▶ WHAT YOU ARE ASKED TO DO:
Print the data that follows exactly.

▶ EXTRACTED DATA:

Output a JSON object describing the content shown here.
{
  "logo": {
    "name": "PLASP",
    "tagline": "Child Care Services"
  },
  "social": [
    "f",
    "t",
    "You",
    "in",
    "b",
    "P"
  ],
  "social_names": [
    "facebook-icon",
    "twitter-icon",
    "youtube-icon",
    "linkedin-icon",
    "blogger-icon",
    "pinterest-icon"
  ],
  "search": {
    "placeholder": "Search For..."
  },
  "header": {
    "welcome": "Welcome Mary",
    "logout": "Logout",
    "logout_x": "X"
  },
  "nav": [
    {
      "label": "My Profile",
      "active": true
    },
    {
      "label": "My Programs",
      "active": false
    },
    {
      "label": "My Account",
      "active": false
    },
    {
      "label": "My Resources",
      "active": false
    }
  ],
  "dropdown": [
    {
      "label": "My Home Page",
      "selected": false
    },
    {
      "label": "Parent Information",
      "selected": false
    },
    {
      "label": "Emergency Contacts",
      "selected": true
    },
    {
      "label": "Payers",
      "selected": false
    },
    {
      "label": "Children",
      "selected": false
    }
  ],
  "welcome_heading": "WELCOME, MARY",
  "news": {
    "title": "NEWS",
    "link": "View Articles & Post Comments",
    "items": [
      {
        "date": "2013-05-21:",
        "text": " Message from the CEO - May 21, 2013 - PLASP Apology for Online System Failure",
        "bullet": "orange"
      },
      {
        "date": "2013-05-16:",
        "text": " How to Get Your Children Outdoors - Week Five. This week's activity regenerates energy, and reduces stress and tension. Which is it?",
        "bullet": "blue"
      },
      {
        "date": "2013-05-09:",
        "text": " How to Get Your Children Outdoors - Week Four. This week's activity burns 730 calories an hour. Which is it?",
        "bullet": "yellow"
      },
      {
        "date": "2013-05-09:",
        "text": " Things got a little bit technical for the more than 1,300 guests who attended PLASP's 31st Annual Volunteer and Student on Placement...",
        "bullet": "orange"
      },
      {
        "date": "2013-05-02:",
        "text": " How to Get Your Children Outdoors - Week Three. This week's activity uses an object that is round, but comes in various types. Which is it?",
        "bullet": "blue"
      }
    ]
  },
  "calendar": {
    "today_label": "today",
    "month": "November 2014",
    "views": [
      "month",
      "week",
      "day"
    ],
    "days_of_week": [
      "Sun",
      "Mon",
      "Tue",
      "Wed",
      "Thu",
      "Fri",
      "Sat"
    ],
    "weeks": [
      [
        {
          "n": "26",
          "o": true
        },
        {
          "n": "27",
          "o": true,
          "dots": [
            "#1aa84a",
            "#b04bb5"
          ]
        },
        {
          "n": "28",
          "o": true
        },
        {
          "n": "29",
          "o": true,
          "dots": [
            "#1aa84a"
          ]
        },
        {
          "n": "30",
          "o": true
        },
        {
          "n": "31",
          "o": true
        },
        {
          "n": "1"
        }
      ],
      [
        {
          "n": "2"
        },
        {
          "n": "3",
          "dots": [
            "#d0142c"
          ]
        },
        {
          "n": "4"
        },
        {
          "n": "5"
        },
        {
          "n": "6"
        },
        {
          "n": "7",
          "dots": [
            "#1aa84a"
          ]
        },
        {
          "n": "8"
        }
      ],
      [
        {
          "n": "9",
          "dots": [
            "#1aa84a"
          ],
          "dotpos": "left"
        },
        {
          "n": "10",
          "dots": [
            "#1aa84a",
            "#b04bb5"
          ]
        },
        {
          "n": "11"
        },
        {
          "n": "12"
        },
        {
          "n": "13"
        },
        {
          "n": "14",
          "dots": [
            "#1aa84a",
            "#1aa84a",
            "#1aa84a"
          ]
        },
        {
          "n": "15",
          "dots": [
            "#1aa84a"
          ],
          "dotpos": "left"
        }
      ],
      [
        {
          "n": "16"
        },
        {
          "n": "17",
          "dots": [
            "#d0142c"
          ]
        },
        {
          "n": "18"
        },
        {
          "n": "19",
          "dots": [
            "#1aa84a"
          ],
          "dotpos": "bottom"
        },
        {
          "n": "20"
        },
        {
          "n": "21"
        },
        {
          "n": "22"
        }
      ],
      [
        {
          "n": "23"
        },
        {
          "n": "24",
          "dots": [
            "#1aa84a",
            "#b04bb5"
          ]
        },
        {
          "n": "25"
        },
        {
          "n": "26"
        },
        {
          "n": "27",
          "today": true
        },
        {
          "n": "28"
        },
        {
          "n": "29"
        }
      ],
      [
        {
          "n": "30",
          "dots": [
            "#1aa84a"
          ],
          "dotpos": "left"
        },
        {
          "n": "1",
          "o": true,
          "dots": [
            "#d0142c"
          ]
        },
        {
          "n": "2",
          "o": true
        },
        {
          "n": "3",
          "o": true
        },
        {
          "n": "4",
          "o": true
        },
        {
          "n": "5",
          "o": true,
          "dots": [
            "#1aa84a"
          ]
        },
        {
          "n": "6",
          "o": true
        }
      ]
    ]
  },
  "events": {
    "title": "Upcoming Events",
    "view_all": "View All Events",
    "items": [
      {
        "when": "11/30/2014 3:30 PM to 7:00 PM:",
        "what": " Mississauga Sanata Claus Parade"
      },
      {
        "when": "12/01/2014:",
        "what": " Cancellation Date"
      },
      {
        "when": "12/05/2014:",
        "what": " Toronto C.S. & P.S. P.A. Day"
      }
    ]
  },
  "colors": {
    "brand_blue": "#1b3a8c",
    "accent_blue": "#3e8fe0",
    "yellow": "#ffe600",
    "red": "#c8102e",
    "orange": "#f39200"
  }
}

▶ ANSWER TO THIS PROBLEM:
Output a JSON object describing the content shown here.
{
  "logo": {
    "name": "PLASP",
    "tagline": "Child Care Services"
  },
  "social": [
    "f",
    "t",
    "You",
    "in",
    "b",
    "P"
  ],
  "social_names": [
    "facebook-icon",
    "twitter-icon",
    "youtube-icon",
    "linkedin-icon",
    "blogger-icon",
    "pinterest-icon"
  ],
  "search": {
    "placeholder": "Search For..."
  },
  "header": {
    "welcome": "Welcome Mary",
    "logout": "Logout",
    "logout_x": "X"
  },
  "nav": [
    {
      "label": "My Profile",
      "active": true
    },
    {
      "label": "My Programs",
      "active": false
    },
    {
      "label": "My Account",
      "active": false
    },
    {
      "label": "My Resources",
      "active": false
    }
  ],
  "dropdown": [
    {
      "label": "My Home Page",
      "selected": false
    },
    {
      "label": "Parent Information",
      "selected": false
    },
    {
      "label": "Emergency Contacts",
      "selected": true
    },
    {
      "label": "Payers",
      "selected": false
    },
    {
      "label": "Children",
      "selected": false
    }
  ],
  "welcome_heading": "WELCOME, MARY",
  "news": {
    "title": "NEWS",
    "link": "View Articles & Post Comments",
    "items": [
      {
        "date": "2013-05-21:",
        "text": " Message from the CEO - May 21, 2013 - PLASP Apology for Online System Failure",
        "bullet": "orange"
      },
      {
        "date": "2013-05-16:",
        "text": " How to Get Your Children Outdoors - Week Five. This week's activity regenerates energy, and reduces stress and tension. Which is it?",
        "bullet": "blue"
      },
      {
        "date": "2013-05-09:",
        "text": " How to Get Your Children Outdoors - Week Four. This week's activity burns 730 calories an hour. Which is it?",
        "bullet": "yellow"
      },
      {
        "date": "2013-05-09:",
        "text": " Things got a little bit technical for the more than 1,300 guests who attended PLASP's 31st Annual Volunteer and Student on Placement...",
        "bullet": "orange"
      },
      {
        "date": "2013-05-02:",
        "text": " How to Get Your Children Outdoors - Week Three. This week's activity uses an object that is round, but comes in various types. Which is it?",
        "bullet": "blue"
      }
    ]
  },
  "calendar": {
    "today_label": "today",
    "month": "November 2014",
    "views": [
      "month",
      "week",
      "day"
    ],
    "days_of_week": [
      "Sun",
      "Mon",
      "Tue",
      "Wed",
      "Thu",
      "Fri",
      "Sat"
    ],
    "weeks": [
      [
        {
          "n": "26",
          "o": true
        },
        {
          "n": "27",
          "o": true,
          "dots": [
            "#1aa84a",
            "#b04bb5"
          ]
        },
        {
          "n": "28",
          "o": true
        },
        {
          "n": "29",
          "o": true,
          "dots": [
            "#1aa84a"
          ]
        },
        {
          "n": "30",
          "o": true
        },
        {
          "n": "31",
          "o": true
        },
        {
          "n": "1"
        }
      ],
      [
        {
          "n": "2"
        },
        {
          "n": "3",
          "dots": [
            "#d0142c"
          ]
        },
        {
          "n": "4"
        },
        {
          "n": "5"
        },
        {
          "n": "6"
        },
        {
          "n": "7",
          "dots": [
            "#1aa84a"
          ]
        },
        {
          "n": "8"
        }
      ],
      [
        {
          "n": "9",
          "dots": [
            "#1aa84a"
          ],
          "dotpos": "left"
        },
        {
          "n": "10",
          "dots": [
            "#1aa84a",
            "#b04bb5"
          ]
        },
        {
          "n": "11"
        },
        {
          "n": "12"
        },
        {
          "n": "13"
        },
        {
          "n": "14",
          "dots": [
            "#1aa84a",
            "#1aa84a",
            "#1aa84a"
          ]
        },
        {
          "n": "15",
          "dots": [
            "#1aa84a"
          ],
          "dotpos": "left"
        }
      ],
      [
        {
          "n": "16"
        },
        {
          "n": "17",
          "dots": [
            "#d0142c"
          ]
        },
        {
          "n": "18"
        },
        {
          "n": "19",
          "dots": [
            "#1aa84a"
          ],
          "dotpos": "bottom"
        },
        {
          "n": "20"
        },
        {
          "n": "21"
        },
        {
          "n": "22"
        }
      ],
      [
        {
          "n": "23"
        },
        {
          "n": "24",
          "dots": [
            "#1aa84a",
            "#b04bb5"
          ]
        },
        {
          "n": "25"
        },
        {
          "n": "26"
        },
        {
          "n": "27",
          "today": true
        },
        {
          "n": "28"
        },
        {
          "n": "29"
        }
      ],
      [
        {
          "n": "30",
          "dots": [
            "#1aa84a"
          ],
          "dotpos": "left"
        },
        {
          "n": "1",
          "o": true,
          "dots": [
            "#d0142c"
          ]
        },
        {
          "n": "2",
          "o": true
        },
        {
          "n": "3",
          "o": true
        },
        {
          "n": "4",
          "o": true
        },
        {
          "n": "5",
          "o": true,
          "dots": [
            "#1aa84a"
          ]
        },
        {
          "n": "6",
          "o": true
        }
      ]
    ]
  },
  "events": {
    "title": "Upcoming Events",
    "view_all": "View All Events",
    "items": [
      {
        "when": "11/30/2014 3:30 PM to 7:00 PM:",
        "what": " Mississauga Sanata Claus Parade"
      },
      {
        "when": "12/01/2014:",
        "what": " Cancellation Date"
      },
      {
        "when": "12/05/2014:",
        "what": " Toronto C.S. & P.S. P.A. Day"
      }
    ]
  },
  "colors": {
    "brand_blue": "#1b3a8c",
    "accent_blue": "#3e8fe0",
    "yellow": "#ffe600",
    "red": "#c8102e",
    "orange": "#f39200"
  }
}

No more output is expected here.